Monday, December 5, 2016
Where will you be in five years?
A question we all should ask ourselves from time to time is, where will I be in 5 years?
This is a question I asked Drew and his answer has bothered me ever since.
Drew had grown up in the suburbs of Salt Lake City. He graduated high school from Bingham high, but long before he graduated he had many life lessons and challenges outside the classroom. At 14 his mother lost custody of him and his older and younger sister. His uncle had volunteered to take the children and for two years Drew lived there. However, not uncommon to 16 year olds, he found himself arguing with his uncle and ultimately in and out of foster care. If you enter "the system" of state foster care at age 9 your chances of being adopted are very low with less than 30% of adoptions being age 9 and older but by age 16 your chances are more like, statistically impossible. Drew became no different than most kids and found himself bouncing from foster home to foster home.

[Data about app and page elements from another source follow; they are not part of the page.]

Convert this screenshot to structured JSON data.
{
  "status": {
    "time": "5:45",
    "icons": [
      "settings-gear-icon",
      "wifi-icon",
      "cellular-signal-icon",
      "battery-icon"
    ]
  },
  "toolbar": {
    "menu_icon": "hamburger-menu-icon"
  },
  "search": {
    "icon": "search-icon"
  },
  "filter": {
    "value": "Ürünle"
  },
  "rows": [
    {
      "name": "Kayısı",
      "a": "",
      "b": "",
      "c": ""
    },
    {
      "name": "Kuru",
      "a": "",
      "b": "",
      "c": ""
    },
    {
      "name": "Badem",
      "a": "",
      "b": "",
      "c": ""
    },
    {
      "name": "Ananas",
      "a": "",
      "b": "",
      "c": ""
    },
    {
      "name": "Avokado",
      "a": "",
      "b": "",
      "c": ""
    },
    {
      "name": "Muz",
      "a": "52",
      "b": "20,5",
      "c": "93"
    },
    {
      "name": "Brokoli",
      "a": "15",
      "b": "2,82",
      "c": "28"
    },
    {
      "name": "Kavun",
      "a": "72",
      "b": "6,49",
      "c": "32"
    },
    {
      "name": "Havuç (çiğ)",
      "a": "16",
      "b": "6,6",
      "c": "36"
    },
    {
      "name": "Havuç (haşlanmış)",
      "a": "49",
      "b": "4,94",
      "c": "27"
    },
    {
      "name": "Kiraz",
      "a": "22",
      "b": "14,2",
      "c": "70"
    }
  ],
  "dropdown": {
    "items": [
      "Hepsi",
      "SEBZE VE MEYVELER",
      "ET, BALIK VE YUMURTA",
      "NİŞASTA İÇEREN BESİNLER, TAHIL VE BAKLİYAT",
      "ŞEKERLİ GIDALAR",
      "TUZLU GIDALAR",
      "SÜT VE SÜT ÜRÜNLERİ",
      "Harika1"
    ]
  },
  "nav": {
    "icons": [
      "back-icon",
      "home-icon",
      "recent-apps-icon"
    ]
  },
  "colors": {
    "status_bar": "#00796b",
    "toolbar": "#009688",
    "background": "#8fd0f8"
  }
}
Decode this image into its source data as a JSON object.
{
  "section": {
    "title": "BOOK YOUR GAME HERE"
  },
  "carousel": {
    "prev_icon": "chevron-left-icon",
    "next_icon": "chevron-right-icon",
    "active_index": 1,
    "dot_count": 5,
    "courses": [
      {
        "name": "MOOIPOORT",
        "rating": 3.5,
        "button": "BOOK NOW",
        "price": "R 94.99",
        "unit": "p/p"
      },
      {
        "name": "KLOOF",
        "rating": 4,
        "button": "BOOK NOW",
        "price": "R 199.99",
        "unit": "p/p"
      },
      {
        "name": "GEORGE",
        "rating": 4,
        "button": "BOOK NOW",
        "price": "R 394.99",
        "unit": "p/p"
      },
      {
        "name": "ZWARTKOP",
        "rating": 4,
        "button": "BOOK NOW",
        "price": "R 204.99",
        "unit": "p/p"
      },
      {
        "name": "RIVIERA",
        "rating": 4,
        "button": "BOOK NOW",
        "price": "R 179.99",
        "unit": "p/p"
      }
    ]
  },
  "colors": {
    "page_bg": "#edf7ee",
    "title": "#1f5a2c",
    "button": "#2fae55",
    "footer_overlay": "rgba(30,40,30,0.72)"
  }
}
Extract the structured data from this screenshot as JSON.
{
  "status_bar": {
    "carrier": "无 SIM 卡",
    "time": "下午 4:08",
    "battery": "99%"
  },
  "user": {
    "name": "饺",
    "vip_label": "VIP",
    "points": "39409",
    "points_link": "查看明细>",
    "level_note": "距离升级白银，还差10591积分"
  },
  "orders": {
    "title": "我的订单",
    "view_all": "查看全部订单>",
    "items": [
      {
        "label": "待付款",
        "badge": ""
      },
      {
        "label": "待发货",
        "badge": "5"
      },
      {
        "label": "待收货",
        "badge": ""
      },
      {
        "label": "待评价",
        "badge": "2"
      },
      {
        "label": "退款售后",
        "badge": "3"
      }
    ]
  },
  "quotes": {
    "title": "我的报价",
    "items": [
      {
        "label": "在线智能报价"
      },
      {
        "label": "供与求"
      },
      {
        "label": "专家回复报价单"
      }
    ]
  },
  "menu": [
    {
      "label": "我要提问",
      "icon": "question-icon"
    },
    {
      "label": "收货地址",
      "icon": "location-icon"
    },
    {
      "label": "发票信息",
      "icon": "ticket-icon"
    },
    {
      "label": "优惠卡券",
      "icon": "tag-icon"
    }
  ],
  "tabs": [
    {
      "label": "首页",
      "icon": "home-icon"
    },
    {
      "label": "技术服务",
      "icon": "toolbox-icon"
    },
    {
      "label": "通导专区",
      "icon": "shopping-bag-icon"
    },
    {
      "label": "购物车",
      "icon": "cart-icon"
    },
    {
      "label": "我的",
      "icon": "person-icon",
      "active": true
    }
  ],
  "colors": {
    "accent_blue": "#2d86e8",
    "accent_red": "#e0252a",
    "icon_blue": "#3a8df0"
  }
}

It was here that Drew first got comfortable on the streets often spending days on the streets between homes or "living with friends." Given his lack of consistency in his life, his accomplishment of receiving a diploma is very impressive.
At age 18 he found himself not only a graduate of high school but also of the foster care system. Society as a whole may be extending the time that our children can stay just that, children, with kids on our health care until age 26 and in our basements even longer. Foster care on the other hand has no such extension. There is however a youth shelter that goes from age 18 to 22. This is to help those who have aged out of foster care or their parent’s basement, a time to transition to "real life". Unfortunately it too often becomes a way for them to transition from school to the streets.
Drew appeared at first to beat the odds. By 22 he had found a decent job at Wingers as a busboy and waiter. He could afford his own room. Drew looked like he was on a path to a relatively, if not successful at least, normal life. He was tall and slender, clean cut with his only notable defect being a badly chipped front tooth. Naturally outgoing, a friend recommended that he quit his job at the restaurant and go into sales. The particular job was selling solar panel systems door to door. Drew didn't particularly care for sales but he had just gotten a new boss at Wingers. The boss was an ex-marine, whose authoritative leadership had taken all the fun out of work. Cautiously Drew decided to try sales on his day off. This proved to be a fateful decision because on his first day he made 3 sales. The commission from 3 sales a day was far more salary then Wingers provided. The next day he went into wingers and quite his job. Those were the last 3 sales he made. After days of selling with no success he found himself again on the streets.
"I still work from time to time. I have a friend who installs insulation and he hires me a few days a week to help. On the days I'm not installing insulation I do this." The “this” he refers to is what I found him doing, standing on a corner with a sign. He took panhandling seriously.
My first question to him was, "Are you hungry?"
I believe he assumed I had food to offer and said, "Yea, kind of."
"Want to come with me to lunch?" I asked.
"Thanks man, but I can't afford to lose this spot." I-80 and State Street must be prime real estate because he continued, "If I go with you someone else will take this spot, and at this time of day good spots are hard to come by."
"What's your goal? Are you just trying to get enough to eat?"
"I try to get enough for a cheap room."
"What if you don't get enough?"
"There's a shelter and if they're full there's a church downtown that lets us sleep on the pews."
When asked why he is homeless his answer is honest and humble, "Bad decisions. I've made really bad financial and other decisions that have led me here."
"Where do you see yourself in five years?"
"I hope the military. I got a 28 on my ASVAB but need a 31 to get in. I really need help in math since that is my worst score. I hope to take it again soon."
We chatted a bit more and I walked home. Of all the people I have interviewed Drew has bothered me the most. Why? Helping people with math is something I both enjoy doing and am very capable of. I have enjoyed helping youth in math for years and yet could there be a youth whose need was more and my potential impact greater? With a few days help I could possibly help him bump up his score, and he might be able to get off the streets. Instead of burdening our country he'd be serving it. But I was only in town for 1 more day and wasn't in a position to invite him into a home I myself was a guest in.
This was months ago and I still often think of Drew. Did he get the help he needed? Did someone do better than I and sacrifice for his future? Should I have taken a few days off work and tried to change his life? Would that have even helped? What if that was me who had been abandoned by my mother at 14? What if it was me, who tried to get the test score I needed but failed? Who would I turn to?
I am exceptionally grateful that I have been blessed with so many loving, self-sacrificing friends and family who would and do help in moments of crisis. Even when those moments are not so momentary. My prayer now is Drew finds such a friend and that in the future I may be such a friend to those who have not been so blessed.